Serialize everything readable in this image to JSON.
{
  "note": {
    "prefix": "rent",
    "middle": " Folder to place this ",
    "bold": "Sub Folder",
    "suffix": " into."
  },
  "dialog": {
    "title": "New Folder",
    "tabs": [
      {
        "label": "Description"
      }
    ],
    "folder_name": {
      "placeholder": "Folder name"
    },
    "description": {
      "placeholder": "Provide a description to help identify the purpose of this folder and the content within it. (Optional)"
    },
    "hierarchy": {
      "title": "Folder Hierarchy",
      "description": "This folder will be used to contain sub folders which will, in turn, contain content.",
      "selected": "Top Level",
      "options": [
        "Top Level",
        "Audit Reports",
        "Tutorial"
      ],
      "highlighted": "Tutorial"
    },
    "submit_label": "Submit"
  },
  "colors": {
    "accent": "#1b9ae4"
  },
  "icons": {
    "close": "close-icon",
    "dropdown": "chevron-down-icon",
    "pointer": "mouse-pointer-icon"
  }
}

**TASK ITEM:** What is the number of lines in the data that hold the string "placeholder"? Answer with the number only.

**SOLUTION:** 2